Four hundred years ago, Sukiyabashi was a bridge crossing the outermost moat of Edo Castle, which separating nobles and samurai from ordinary townsfolk. Post-war, it became one of the two main intersections in Tokyo’s ritzy Ginza shopping district. In 1964, it was a dazzling hub of neon lights and advertising. On the left, Pekochan, the mascot of the Fujiya confectionery and restaurant chain appears imposingly over Harumi Street as a Nissan Cedric taxi await to cross. Wait, but what’s that over Pekochan’s right shoulder?
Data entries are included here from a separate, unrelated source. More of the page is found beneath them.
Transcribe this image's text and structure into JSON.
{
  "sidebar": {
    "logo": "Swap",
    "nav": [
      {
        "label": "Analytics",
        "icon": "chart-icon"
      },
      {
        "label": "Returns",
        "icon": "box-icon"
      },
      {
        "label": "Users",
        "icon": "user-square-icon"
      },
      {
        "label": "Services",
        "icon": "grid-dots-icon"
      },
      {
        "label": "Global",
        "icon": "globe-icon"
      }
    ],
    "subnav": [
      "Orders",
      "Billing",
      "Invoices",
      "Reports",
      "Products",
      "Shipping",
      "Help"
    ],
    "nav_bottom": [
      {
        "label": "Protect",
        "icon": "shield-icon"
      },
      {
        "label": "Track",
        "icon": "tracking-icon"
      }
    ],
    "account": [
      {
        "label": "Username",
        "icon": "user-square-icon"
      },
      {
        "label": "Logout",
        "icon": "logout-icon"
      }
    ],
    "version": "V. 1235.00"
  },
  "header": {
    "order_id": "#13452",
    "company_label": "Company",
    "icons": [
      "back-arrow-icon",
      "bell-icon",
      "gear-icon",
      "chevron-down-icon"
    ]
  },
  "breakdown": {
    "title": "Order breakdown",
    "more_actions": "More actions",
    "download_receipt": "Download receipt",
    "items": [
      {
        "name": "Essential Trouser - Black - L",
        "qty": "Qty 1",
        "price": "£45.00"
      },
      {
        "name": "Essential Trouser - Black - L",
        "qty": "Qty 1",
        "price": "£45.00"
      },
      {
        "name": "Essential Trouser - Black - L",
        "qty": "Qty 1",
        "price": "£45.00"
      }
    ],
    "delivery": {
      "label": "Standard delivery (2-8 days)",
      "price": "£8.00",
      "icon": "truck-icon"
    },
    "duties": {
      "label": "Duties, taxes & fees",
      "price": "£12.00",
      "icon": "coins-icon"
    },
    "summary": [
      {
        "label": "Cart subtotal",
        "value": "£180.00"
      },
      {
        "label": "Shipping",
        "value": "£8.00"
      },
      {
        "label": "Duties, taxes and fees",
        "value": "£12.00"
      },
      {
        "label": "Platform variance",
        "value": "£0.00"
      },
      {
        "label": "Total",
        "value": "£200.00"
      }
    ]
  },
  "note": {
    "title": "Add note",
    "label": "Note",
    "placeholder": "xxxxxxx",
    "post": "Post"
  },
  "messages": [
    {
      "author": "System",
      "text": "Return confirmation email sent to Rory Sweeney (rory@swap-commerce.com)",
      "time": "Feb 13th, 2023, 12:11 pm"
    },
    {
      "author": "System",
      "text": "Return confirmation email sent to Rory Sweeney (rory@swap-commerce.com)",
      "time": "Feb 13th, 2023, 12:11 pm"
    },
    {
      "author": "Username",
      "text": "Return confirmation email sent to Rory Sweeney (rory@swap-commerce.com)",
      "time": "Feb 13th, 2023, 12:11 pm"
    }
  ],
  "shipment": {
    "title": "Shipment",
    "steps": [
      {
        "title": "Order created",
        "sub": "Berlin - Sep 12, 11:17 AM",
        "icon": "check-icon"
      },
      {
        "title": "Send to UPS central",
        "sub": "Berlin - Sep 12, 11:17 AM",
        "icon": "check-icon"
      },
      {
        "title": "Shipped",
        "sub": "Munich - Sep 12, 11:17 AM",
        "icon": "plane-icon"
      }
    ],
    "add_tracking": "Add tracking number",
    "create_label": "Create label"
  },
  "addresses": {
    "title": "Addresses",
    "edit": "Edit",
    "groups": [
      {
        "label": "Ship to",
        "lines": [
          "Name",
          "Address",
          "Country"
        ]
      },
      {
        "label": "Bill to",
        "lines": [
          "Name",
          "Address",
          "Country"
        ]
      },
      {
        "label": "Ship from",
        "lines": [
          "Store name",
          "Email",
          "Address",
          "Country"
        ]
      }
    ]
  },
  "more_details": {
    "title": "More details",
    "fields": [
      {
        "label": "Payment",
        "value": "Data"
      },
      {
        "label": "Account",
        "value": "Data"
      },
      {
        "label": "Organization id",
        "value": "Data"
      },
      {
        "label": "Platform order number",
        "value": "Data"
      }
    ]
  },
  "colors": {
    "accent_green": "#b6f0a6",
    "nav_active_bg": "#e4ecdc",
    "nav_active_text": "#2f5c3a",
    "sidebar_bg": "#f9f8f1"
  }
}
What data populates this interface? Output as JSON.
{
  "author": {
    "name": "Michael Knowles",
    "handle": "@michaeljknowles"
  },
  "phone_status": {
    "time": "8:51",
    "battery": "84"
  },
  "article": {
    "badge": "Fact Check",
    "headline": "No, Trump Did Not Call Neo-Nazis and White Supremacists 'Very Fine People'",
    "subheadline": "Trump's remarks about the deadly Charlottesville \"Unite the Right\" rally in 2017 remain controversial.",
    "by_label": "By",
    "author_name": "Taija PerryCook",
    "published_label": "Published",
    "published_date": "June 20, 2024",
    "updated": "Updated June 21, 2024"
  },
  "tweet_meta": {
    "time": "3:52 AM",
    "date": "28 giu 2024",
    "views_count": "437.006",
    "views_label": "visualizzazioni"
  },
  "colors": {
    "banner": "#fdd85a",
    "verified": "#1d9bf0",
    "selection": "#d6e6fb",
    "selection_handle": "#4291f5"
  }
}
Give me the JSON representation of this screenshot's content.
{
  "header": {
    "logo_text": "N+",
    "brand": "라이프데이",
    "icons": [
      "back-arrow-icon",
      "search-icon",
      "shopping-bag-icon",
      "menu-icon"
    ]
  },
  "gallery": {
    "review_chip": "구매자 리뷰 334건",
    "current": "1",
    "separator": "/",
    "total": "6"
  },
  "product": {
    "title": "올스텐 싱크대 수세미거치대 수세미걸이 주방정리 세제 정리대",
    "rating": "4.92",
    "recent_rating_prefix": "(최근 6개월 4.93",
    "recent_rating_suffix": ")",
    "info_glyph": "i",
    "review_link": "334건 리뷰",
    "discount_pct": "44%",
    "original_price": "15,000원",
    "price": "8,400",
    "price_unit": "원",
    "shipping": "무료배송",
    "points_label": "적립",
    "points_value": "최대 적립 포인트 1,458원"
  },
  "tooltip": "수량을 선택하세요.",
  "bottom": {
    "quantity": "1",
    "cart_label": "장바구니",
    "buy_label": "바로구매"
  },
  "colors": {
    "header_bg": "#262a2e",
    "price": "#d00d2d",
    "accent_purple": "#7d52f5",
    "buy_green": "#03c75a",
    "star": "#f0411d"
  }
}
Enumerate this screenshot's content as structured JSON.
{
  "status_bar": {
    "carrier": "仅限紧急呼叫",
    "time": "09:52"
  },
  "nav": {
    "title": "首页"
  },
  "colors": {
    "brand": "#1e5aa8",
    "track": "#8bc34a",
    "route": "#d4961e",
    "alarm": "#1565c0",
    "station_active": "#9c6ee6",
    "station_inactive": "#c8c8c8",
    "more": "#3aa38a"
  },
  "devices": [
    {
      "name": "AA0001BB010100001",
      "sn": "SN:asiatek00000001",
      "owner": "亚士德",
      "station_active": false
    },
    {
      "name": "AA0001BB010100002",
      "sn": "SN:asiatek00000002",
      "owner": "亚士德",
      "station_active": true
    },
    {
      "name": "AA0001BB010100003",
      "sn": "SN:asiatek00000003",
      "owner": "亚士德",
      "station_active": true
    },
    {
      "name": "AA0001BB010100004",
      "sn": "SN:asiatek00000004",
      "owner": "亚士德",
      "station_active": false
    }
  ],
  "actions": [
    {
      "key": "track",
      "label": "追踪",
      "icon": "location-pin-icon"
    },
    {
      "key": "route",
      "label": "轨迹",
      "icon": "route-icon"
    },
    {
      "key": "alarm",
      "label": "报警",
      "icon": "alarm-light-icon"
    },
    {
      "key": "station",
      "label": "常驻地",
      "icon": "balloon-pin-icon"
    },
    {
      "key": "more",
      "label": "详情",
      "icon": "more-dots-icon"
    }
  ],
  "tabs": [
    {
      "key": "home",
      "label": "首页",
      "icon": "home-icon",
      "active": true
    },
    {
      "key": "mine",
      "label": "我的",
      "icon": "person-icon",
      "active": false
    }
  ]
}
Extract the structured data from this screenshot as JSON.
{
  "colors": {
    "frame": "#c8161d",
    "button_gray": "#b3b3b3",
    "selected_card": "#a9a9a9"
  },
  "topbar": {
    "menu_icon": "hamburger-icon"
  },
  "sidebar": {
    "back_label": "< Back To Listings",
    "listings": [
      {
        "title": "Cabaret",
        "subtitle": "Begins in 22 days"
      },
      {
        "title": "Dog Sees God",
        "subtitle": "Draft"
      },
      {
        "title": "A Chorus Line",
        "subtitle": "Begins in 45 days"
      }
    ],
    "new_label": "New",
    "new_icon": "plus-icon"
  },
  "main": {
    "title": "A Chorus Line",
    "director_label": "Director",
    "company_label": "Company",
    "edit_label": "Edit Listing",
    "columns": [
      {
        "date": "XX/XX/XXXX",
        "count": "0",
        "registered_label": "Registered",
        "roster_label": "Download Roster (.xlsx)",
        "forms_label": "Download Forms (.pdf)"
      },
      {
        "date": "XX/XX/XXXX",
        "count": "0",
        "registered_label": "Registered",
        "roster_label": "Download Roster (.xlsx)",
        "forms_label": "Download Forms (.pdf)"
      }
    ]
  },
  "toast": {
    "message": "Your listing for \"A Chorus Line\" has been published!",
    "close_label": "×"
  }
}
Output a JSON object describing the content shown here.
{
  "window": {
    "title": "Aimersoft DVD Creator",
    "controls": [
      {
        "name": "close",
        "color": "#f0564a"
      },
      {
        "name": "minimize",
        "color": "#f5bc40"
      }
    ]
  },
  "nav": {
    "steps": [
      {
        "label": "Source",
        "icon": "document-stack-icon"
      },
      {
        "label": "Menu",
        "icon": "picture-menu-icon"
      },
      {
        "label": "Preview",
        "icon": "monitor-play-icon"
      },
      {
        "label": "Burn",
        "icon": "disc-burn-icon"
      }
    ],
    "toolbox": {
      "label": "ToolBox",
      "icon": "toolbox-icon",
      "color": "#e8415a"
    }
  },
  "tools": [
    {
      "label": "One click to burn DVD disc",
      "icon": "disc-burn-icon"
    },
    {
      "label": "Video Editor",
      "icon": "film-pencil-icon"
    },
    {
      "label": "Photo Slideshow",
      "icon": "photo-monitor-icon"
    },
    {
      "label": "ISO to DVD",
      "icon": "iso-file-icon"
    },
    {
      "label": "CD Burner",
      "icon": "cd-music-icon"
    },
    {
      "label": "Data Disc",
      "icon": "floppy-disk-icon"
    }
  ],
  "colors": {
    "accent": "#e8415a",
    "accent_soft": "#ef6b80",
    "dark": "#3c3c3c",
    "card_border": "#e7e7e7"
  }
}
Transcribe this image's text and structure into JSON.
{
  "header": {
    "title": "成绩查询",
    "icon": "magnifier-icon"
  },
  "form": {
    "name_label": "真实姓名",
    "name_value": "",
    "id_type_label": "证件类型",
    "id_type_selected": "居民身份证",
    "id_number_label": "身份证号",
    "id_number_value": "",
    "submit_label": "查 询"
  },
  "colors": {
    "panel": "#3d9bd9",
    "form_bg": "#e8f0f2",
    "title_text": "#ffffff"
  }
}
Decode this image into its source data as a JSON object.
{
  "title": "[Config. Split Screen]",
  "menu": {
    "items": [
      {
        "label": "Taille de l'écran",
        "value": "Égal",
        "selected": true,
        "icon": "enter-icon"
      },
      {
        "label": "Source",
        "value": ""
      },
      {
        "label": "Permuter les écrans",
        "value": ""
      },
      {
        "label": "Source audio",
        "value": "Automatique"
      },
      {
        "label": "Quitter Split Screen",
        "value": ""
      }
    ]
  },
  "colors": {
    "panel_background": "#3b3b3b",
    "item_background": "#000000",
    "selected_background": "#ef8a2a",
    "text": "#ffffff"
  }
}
It’s a Toyota Crown suspended nine stories above Sukiyabashi Crossing, that’s what! The 2020 Tokyo Olympics have been postponed due to the coronavirus, but this Toyopet dealership ad promoted the second-generation sedan alongside the Tokyo Summer Olympics, pegging this image at early 1964. Meanwhile, the streets are filled with Toyota Crowns, Nissan Cedrics, Prince Glorias, and streetcars that have long since been replaced with subways.
As it happens, the large globe on the right was advertising for rival candy maker Morinaga. Behind it, just a few blocks away, the cylindrical San-ai Dream Center posts Mitsubishi’s triple diamond beacon at Ginza 4-chome Crossing, the intersection where Nissan’s Ginza Gallery stands. This is what the same view looks like today. Fujiya still maintains a presence at the same corner 56 years later, but there’s no Crown advertising for the 2020 — uh, 2021 — Olympics.